===== LISTED ENTRIES

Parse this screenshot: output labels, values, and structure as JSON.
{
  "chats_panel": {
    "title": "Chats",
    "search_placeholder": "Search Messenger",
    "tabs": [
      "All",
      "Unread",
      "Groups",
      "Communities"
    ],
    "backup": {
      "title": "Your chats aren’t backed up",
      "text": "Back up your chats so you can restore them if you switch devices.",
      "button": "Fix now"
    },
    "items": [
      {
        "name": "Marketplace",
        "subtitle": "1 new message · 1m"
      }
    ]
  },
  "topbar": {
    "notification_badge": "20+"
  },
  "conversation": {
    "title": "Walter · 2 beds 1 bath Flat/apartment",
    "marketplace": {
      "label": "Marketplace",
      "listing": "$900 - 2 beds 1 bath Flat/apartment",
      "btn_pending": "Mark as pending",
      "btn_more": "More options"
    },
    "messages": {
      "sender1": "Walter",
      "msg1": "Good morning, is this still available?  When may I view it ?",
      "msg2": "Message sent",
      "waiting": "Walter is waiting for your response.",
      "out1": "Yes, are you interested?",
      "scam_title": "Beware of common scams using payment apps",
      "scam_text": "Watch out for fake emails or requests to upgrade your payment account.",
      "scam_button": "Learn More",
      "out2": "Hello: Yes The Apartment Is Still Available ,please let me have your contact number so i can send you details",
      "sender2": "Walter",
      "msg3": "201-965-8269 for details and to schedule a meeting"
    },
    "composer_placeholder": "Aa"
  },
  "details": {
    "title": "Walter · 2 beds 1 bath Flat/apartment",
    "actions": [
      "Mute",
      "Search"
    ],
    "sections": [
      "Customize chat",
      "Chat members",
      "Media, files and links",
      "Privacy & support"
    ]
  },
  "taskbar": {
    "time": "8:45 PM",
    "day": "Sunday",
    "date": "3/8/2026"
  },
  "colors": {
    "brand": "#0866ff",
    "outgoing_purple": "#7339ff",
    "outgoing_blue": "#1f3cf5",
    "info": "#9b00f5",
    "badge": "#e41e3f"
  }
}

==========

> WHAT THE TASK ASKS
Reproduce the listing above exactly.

> RESPONSE
Parse this screenshot: output labels, values, and structure as JSON.
{
  "chats_panel": {
    "title": "Chats",
    "search_placeholder": "Search Messenger",
    "tabs": [
      "All",
      "Unread",
      "Groups",
      "Communities"
    ],
    "backup": {
      "title": "Your chats aren’t backed up",
      "text": "Back up your chats so you can restore them if you switch devices.",
      "button": "Fix now"
    },
    "items": [
      {
        "name": "Marketplace",
        "subtitle": "1 new message · 1m"
      }
    ]
  },
  "topbar": {
    "notification_badge": "20+"
  },
  "conversation": {
    "title": "Walter · 2 beds 1 bath Flat/apartment",
    "marketplace": {
      "label": "Marketplace",
      "listing": "$900 - 2 beds 1 bath Flat/apartment",
      "btn_pending": "Mark as pending",
      "btn_more": "More options"
    },
    "messages": {
      "sender1": "Walter",
      "msg1": "Good morning, is this still available?  When may I view it ?",
      "msg2": "Message sent",
      "waiting": "Walter is waiting for your response.",
      "out1": "Yes, are you interested?",
      "scam_title": "Beware of common scams using payment apps",
      "scam_text": "Watch out for fake emails or requests to upgrade your payment account.",
      "scam_button": "Learn More",
      "out2": "Hello: Yes The Apartment Is Still Available ,please let me have your contact number so i can send you details",
      "sender2": "Walter",
      "msg3": "201-965-8269 for details and to schedule a meeting"
    },
    "composer_placeholder": "Aa"
  },
  "details": {
    "title": "Walter · 2 beds 1 bath Flat/apartment",
    "actions": [
      "Mute",
      "Search"
    ],
    "sections": [
      "Customize chat",
      "Chat members",
      "Media, files and links",
      "Privacy & support"
    ]
  },
  "taskbar": {
    "time": "8:45 PM",
    "day": "Sunday",
    "date": "3/8/2026"
  },
  "colors": {
    "brand": "#0866ff",
    "outgoing_purple": "#7339ff",
    "outgoing_blue": "#1f3cf5",
    "info": "#9b00f5",
    "badge": "#e41e3f"
  }
}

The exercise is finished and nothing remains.